Birds On Exmoor
The Exmoor National Park has a variety of landscapes and habitats which support an abundance of wildlife and a great diversity of bird species many of which are more common than in the rest of the South West.
The landscape can be divided into five different types each with its own varieties of bird life:
Exmoor has about 34 miles of coastline from Minehead in the east to Combe Martin in the west.The shoreline in the vicinity of Dunster and Minehead is of sand and mud with vast areas exposed at low water providing a feeding area for many waders. Curlew, Ringed Plover, Oystercatcher, Turnstone and Dunlin are present for most months of the year. Less common visitors at certain times are Knot, Whimbrel, Little Stint, Ruff and Curlew Sandpiper.
Away from the beach the fields and hedgerows near the coast are good for migrants like warblers, chats, redstarts and wagtails. The Snow Bunting is a regular visitor in the winter.
The rest of the coastline except for Porlock Bay consists of steep rugged cliffs which vary from 150 to 305 metres high and provide nest sites for Peregrines, Fulmars, Kittiwakes, Razorbills and Guillimots with a few pairs of Great Black-backed and Herring Gulls.
Behind the shingle beach at Porlock Bay lie the reed beds of Porlock Marsh and former field systems now exposed to the sea and tidal flooding. Apart from regular species an impressive list of rarer birds have been sighted. The development of the recently flooded fields as a permanent habitat is on-going.
There are about 96,000 acres of farmland within the Park used mainly for sheep and beef production together with limited arable.
Over 3,500 miles of hedgerow provide a breeding habitat for smaller birds including the Blackcap and Garden Warbler. The remains of crops in the fields are food for mixed flocks of finches, Brambling, larks and wagtails.
The short grass in grazed fields is attractive to waders. Groups of Curlew, Lapwing and Golden Plover are common

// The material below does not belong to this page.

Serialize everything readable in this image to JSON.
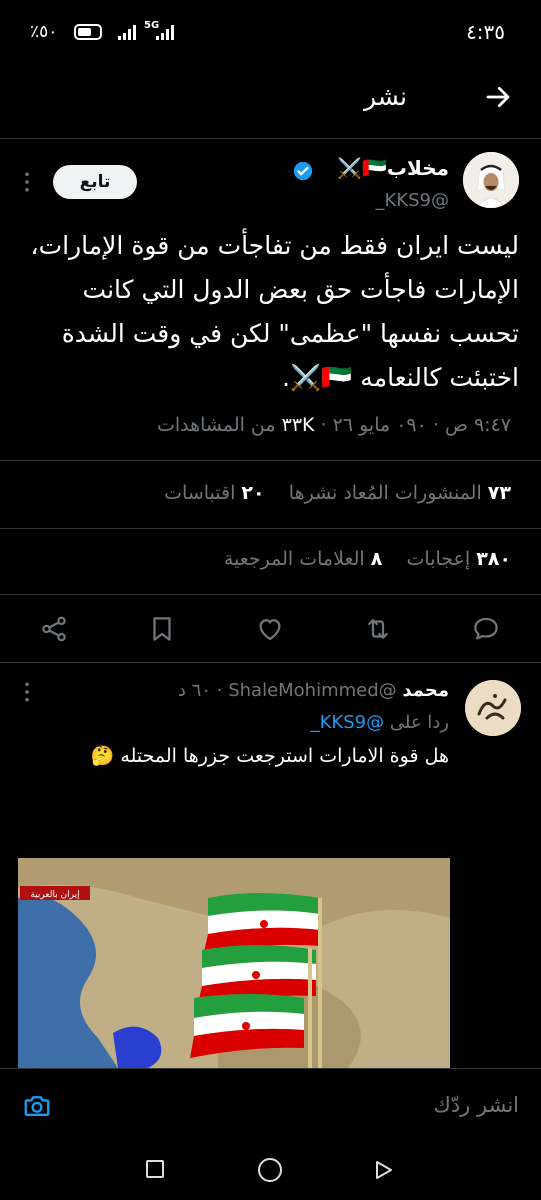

There are large areas of woodland totalling 21,000 acres of broadleaf and conifer and including shelter belts and copses. A fairly small proportion is ancient woodland and the large areas of coniferous woodland are of relatively recent origin.
The broad leaved woodland supports a greater diversity of birdlife with all three woodpeckers, Nuthatch, Treecreeper, Tawny Owl, Buzzard, tits and finches all resident.
The conifers are not without their share. Flocks of tits and Goldcrests are common. Redpoll and Siskin are also present.
Rivers and Reservoirs
There are three reservoirs and many significant rivers with numerous tributaries due to the high rainfall on Exmoor.
Along the rivers there are respectable populations of Dipper, Kingfisher and Grey Wagtail. Common Sandpipers, Green Sandpipers and Sand Martins appear along the river edges.
The largest reservoir is Wimbleball which also supports the greatest number of bird species. In winter, duck are present depending on the weather and regularly include Mallard, Teal, Wigeon, Pochard, Tufted Duck, Goosander and Goldeneye. Less commonly Scaup, Gadwall, Shoveller and Common Scoter may be around. The lake is home to a large flock of Canada and more exotic Geese.
Waders are rare but Green, Common and Wood Sandpipers, Greenshank, Spotted Ringed Plover have been seen on passage. Dunlin, Ringed Plover and Redshank are regular visitors. Around the lake are breeding habitats for Wood Warbler, Pied Flycatcher, Whinchat, Raven and Willow Tit.
The other reservoirs are smaller and do not boast such a wide range of species. Nutscale has Scaup, Pochard and Goosander. The surrounding area is home to Buzzard, Raven, Redstart, Grey Wagtail, Dipper and Cuckoo as well as commoner birds.
The moorland areas of Exmoor total about 47,000 acres. The landscape is harsh and inhospitable particularly in the winter. As a result many resident birds move to lower altitudes at that time of year.
Meadow Pipit and Skylark are common. Red Grouse are feared to be near extinct but there have been a few sightings in the vicinity of Dunkery. During the summer the moorland erupts with Stonechat, Tree Pipit, Whinchat, Wheatear, Cuckoo and Lapwing being among the species that breed. The Ring Ouzel has become increasingly rare but the Dartford Warbler is no longer an unusual sight.
There are a good number of raptors with Hobby and Merlin breeding on the moor as well as the Buzzards, Kestrels and Sparrowhawks.
Occasional visitors are Hen and Montagu’s Harrier, Red Kite, Great Shrike, Snow Bunting and Dotterel.